Press freedom advocates have called for the Iranian ambassador to the United Kingdom to look into the cases of several jailed journalists in Iran following comments he made about the conduct of a UK-based satellite TV station.
On November 5, the Iranian Ambassador to the UK Hamid Baedinejad tweeted: “Some of Iran International employees who wish to leave the TV network have called my embassy and complained about the intimidations made by the network managers that if they leave, they will be sued. The embassy has appointed a special attorney to provide these reporters with legal advice.”
This tweet led to a response from press freedom group Reporters Without Borders (RSF), which campaigns for the rights of journalists. The organization retweeted the ambassador’s tweet, and after thanking him, asked him if he could be of any help with respect to the following jailed journalists: Mohammad Sharifi-Moghadam, Kasra Noori, Amir Noori, Reza Entesari, Sina Entesari, and Hengameh Shahidi. They are currently being held in Iranian prisons without access to their lawyers.
A few days prior to the exchange, a group of Iranian exiled journalists, including Mohammad Sahimi and Mehdi Jami, published articles about the financial sponsor for UK-based Iran International satellite TV. They claimed that Iran International is sponsored by Saudi Arabia and follows their policies when establishing its editorial lines.
Iran International managers and hosts are known reformist figures and many are former employees of BBC Persian, VOA Farsi, and Manoto TV. They include Mohammad Manzarpour (manager), Ali-Asghar Ramezanpour (chief editor), Hussein Rasam, Negar Mortazavi, Mahmonir Rahimi and Pantea Modiri.
According to the journalists’ accounts, some of the programs aired on the network had not been agreed upon by all the relevant colleagues, resulting in some of them choosing to leave the network. Examples include news coverage of a People’s Mojahedin Organization (MEK) gathering — the MEK is a controversial anti-regime organization that Iran and other countries consider to be a terrorist organization — and an interview with a spokesman from Al-Ahwaz, a separatist Arab militia, after it claimed responsibility for the attack on a military parade in Iran.
Why not speak out about jailed journalists?
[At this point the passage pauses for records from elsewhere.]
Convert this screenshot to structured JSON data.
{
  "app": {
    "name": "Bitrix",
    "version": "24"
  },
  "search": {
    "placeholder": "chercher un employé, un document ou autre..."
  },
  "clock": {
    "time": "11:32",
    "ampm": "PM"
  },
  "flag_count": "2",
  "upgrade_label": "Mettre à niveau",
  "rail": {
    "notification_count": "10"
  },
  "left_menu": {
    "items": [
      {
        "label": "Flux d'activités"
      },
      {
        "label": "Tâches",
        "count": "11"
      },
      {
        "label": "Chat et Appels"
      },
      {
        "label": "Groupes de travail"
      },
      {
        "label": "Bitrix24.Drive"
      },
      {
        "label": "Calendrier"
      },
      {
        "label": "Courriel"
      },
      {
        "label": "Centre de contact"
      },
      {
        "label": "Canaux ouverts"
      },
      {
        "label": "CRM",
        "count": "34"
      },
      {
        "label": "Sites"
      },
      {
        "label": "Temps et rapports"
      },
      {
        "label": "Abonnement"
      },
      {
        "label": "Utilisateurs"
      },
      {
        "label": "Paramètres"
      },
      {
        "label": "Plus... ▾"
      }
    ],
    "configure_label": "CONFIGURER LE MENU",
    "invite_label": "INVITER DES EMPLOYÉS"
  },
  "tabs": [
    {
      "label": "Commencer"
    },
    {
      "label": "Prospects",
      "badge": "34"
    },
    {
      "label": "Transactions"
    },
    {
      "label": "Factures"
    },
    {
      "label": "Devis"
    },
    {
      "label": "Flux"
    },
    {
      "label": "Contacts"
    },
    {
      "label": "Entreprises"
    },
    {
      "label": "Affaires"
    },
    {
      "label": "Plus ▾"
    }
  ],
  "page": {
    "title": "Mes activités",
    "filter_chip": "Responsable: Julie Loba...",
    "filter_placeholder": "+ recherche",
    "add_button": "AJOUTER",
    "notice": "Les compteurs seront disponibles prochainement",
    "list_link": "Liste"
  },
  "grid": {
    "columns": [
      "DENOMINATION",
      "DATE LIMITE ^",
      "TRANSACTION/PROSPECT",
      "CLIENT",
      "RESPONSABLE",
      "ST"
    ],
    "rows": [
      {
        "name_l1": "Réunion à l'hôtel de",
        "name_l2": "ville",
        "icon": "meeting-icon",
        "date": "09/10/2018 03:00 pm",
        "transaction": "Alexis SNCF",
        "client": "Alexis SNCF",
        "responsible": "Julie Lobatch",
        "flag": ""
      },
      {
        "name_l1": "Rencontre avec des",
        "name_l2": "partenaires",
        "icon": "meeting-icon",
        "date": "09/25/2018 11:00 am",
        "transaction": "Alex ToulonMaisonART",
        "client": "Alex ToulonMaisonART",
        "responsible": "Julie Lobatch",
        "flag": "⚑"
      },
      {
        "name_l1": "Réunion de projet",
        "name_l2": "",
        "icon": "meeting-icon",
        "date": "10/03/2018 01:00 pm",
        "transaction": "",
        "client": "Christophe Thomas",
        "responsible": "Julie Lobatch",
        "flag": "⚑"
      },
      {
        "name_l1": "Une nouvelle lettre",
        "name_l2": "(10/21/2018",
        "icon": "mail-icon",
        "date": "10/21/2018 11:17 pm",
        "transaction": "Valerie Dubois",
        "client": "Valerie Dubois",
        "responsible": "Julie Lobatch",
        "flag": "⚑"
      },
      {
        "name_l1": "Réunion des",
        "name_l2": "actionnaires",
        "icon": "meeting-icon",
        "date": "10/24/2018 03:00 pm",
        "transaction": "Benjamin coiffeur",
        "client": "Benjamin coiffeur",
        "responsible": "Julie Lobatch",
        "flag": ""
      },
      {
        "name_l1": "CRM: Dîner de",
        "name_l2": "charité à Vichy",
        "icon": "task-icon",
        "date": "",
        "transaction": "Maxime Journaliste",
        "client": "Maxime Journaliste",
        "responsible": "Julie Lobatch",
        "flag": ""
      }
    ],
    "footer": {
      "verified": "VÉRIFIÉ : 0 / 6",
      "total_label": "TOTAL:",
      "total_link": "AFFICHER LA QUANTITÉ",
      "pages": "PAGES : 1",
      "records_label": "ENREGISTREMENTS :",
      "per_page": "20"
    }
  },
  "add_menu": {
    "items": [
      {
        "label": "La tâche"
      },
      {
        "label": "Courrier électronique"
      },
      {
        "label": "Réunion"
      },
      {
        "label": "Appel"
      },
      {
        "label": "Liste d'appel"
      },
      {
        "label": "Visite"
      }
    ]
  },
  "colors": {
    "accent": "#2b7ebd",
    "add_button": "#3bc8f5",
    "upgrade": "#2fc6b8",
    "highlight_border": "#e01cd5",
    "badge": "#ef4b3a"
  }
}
When the Iranian ambassador in London spoke out against Iran International, RSF took the opportunity to ask why he had not spoken on the widespread repression of journalists over the last month, including the arrests of Pouyan Khoshhal on October 24, Vahid Ahang on October 31 and Masoud Kazemi on November 5.
And, quite apart from the significant question RSF raised, recent violence against journalists — including the horrific murder of Saudi journalist Jamal Khashoggi in the Saudi embassy in Turkey — have pointed to concerns about Iranian journalists’ safety. Do journalists who formerly worked for BBC Persian, VOA Farsi, Manoto TV, and Iran International feel safe in Iran’s embassy? Do any of them believe the ambassador's tweet to be genuine? Has the Islamic Republic ever helped an Iranian journalist, apart from those employees working for the state media, Islamic Republic of Iran Broadcasting?
The journalists mentioned in RSF’s tweet are not dangerous or vicious criminals, they are people who chose journalism as their career. But they remain in prison without access to their lawyers and denied family visits, and they have been there for weeks. Hengameh Shahidi has been in prison before, and has told her story of being brutally interrogated and physically assaulted while incarcerated. Photographs of Shahidi before and after her first prison sentence provide a good indication of the toll prison takes on journalists. She was arrested again when she complained about judiciary officials in Iran on June 26.
Shahidi faced harsh interrogations and physical abuse while in prison
Human rights organizations across the globe repeatedly rank the Islamic Republic as one of the biggest jailers of journalists and one of the worst environments for press freedom. Whether the administration is moderate or conservative, journalists face harsh treatment and are accused of spying, plotting to overthrow the regime and acting against Islam and the state. Given such a dark history, the Iranian diplomat’s statements seem more like a piece of satire rather than a true offer to help journalists, who could probably never trust him in the first place.